“Then why did South Africa get banned from international sport during apartheid? They need to shut up.
“Whatever you do you will never please everybody but if you do the right thing, nobody should be afraid of doing the right thing, and nobody should be afraid of the truth, you will always find people against you, but you don’t worry about that. When you do the wrong thing you worry about people that are against you.
“What we need to do is ensure those detractors are pushed into the margins so whatever they say and do becomes more and more insignificant, and [encourage] people who continue to do the right thing to educate more and more people so more and more people will see and do the right things.
“Once you do the right thing you can go to bed feeling comfortable and with nothing on your conscience.”
A fan of Cummins the fast bowler, Holding has become a great admirer of Cummins the man, though they have never met. He urged Cummins to continue speaking up on environmental issues despite backlash from critics.
“I still don’t know him as a human being, I’ve never had a conversation with him, but now that I’ve seen his actions, and I’ve seen what he’s doing and saying I’m even more impressed as a human being,” Holding said.
“I hope others will learn from him. I am very glad to see people taking a stand: right is right. When you have an opportunity to showcase wrongdoings you must do it. Not everyone has a voice that people will listen to, so when you have a voice that makes an impact use that voice.

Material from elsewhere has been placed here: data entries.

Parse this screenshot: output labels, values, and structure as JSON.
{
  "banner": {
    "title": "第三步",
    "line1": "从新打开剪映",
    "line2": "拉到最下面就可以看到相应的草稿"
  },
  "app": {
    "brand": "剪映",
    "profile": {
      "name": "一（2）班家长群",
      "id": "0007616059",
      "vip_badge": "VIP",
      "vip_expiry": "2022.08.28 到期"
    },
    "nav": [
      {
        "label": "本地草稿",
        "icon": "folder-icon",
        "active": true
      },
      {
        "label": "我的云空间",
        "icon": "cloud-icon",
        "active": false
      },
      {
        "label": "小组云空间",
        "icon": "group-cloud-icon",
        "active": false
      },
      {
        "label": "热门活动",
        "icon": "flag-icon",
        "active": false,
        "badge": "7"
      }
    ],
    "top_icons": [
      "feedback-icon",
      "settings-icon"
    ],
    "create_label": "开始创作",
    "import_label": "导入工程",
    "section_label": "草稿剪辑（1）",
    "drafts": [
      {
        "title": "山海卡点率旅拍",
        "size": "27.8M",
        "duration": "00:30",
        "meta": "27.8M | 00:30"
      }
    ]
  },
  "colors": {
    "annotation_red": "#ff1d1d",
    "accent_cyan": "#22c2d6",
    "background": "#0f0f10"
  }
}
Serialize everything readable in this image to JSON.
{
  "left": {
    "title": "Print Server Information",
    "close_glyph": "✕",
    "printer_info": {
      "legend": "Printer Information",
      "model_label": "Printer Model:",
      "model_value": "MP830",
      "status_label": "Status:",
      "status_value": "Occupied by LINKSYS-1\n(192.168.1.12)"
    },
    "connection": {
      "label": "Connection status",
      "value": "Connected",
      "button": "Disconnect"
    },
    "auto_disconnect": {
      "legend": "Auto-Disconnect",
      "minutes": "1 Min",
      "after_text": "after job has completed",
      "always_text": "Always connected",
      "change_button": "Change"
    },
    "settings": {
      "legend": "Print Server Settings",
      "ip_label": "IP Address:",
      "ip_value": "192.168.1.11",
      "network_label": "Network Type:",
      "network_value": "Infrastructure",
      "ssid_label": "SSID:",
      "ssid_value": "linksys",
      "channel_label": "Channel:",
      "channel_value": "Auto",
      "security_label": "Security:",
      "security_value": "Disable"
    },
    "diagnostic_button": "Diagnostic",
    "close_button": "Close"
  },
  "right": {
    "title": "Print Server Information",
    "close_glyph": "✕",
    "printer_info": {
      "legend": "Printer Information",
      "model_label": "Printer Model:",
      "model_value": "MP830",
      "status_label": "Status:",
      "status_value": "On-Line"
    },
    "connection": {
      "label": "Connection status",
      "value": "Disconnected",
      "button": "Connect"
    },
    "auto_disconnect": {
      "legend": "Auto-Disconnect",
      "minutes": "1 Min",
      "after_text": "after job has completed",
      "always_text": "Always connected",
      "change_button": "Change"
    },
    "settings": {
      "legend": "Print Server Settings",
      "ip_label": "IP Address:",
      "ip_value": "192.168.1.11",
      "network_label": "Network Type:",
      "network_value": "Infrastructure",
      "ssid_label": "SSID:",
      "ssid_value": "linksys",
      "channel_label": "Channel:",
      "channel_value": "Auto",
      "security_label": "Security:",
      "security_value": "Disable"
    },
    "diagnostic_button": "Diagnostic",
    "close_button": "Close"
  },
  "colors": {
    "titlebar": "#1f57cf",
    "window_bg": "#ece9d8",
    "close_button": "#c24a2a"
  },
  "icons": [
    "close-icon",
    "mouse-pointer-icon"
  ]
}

The world is sick and it needs healing.”
Most Viewed in Sport
From our partners
Source: Read Full Article